According to Open Doors, during the span of a mere one year period, from the end of October of 2015 to the beginning of November 2016, 1,207 Christians were martyred, i.e. murdered for their faith. The actual number is doubtless significantly higher, for statistics are difficult to come by when dealing with some of the planet’s largest purveyors of anti-Christian oppression. North Korea, for instance, is ranked by Open Doors as the single most egregious violator of the rights of Christians—yet there is no formal statistical data documenting Christian casualties.
The same is true of regions of Iraq and Syria, two other bastions of anti-Christian oppression. (Iraq specifically has witnessed a precipitous decline in its ancient Christian population. In 2003, 1.5 million Christians resided in Iraq. At present, only about 275,000 remain.)
Between 2015 and 2016, 1,329 churches worldwide were attacked.
Eighty-percent of the world’s most hostile climes for Christians—40 of 50—are found within Islamic-dominated lands.
Perhaps this goes some distance toward explaining why leftist agents of tolerance, like the folks at USA Today, spill little to no ink in covering this global phenomenon.
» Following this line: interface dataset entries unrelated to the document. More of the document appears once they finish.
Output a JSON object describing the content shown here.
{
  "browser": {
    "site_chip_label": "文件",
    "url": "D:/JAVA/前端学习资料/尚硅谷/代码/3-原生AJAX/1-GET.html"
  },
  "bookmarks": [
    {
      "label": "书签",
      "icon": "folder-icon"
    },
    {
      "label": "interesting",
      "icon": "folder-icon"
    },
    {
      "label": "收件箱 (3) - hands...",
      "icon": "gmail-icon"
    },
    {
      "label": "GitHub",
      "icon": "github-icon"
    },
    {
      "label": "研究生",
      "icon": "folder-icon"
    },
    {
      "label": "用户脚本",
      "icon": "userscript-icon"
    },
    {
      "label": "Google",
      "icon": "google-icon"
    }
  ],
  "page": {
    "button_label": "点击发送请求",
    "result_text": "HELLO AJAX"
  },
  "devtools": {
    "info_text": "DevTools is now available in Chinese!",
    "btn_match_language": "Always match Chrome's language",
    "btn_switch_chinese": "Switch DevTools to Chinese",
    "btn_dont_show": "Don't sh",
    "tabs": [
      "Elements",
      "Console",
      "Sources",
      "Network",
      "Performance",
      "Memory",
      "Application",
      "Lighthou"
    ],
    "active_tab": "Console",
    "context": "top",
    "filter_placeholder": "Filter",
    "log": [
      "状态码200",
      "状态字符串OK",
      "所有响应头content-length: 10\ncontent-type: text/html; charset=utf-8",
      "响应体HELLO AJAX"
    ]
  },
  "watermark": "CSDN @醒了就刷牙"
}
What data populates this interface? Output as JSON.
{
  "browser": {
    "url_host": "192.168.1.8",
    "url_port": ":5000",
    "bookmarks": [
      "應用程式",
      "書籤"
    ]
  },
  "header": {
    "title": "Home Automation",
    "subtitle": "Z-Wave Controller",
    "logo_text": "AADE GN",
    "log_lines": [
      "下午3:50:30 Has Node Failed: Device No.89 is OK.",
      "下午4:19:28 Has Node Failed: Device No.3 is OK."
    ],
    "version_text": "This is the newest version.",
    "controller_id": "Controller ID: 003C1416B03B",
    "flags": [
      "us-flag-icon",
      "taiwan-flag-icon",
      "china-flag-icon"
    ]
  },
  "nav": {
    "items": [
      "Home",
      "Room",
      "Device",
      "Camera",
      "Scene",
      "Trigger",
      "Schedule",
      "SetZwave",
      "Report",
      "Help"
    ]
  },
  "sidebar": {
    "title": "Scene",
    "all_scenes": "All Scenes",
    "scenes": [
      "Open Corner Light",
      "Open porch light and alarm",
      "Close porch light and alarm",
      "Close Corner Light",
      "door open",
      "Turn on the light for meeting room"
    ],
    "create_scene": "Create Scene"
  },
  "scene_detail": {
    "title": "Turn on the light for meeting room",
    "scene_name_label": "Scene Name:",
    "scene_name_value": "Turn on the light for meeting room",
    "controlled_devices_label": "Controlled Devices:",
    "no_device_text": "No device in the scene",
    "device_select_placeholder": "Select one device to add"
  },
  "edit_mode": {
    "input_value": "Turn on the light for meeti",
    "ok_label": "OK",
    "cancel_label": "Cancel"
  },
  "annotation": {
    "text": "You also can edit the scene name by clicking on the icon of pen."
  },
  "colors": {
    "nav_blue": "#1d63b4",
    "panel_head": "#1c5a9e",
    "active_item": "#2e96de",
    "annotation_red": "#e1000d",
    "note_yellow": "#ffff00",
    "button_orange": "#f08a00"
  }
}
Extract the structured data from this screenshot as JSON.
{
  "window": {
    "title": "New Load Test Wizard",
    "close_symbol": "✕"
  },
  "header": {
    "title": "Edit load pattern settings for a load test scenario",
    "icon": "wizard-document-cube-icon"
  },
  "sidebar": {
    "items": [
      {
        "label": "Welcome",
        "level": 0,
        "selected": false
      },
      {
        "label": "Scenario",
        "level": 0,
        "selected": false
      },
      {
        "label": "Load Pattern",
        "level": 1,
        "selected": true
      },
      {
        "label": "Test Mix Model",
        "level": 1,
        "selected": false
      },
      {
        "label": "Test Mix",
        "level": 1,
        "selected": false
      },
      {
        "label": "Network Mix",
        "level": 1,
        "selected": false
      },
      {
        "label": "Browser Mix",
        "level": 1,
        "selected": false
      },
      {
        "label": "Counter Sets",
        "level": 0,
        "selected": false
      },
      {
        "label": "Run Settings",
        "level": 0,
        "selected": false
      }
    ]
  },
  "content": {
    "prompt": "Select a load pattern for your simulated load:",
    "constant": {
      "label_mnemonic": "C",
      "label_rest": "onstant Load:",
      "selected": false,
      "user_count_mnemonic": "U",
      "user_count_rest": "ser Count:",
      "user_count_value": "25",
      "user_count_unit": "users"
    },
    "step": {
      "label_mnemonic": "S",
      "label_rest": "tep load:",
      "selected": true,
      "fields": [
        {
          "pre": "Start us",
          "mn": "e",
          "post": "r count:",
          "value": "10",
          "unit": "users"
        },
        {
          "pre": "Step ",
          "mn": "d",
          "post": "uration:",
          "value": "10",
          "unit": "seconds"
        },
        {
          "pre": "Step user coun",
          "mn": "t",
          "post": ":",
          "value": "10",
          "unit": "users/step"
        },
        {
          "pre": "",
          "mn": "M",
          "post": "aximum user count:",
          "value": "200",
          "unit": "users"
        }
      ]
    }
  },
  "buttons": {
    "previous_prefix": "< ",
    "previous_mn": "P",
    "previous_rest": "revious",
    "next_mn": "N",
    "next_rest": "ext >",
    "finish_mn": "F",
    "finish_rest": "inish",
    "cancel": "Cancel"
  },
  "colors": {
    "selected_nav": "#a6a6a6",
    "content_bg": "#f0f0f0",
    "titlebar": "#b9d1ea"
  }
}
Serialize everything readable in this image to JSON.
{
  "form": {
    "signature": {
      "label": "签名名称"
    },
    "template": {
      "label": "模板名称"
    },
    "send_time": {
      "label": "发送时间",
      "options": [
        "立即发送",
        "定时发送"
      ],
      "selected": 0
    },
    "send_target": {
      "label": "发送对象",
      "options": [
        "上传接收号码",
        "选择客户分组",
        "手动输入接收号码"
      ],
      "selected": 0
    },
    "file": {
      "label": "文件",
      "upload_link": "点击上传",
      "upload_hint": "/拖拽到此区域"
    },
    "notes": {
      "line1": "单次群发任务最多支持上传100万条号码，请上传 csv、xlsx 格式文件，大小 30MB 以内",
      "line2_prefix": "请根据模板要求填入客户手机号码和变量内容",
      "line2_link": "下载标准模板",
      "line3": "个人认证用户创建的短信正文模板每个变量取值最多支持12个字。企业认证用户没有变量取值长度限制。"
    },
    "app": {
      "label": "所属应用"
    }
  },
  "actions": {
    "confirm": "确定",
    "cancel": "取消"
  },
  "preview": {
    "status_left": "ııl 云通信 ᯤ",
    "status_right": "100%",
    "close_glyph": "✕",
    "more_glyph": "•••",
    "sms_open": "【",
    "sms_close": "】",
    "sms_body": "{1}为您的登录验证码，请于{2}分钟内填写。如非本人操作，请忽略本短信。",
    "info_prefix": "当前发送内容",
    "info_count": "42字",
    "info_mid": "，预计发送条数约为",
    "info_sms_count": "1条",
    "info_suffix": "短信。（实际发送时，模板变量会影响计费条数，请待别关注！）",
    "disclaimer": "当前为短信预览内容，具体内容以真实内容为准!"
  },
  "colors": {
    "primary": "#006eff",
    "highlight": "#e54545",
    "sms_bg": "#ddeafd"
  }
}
Or maybe it’s simply that they lack empathy for Christians, i.e. those who they suspect may “discriminate” against gays by refusing to enthusiastically embrace “gay marriage.”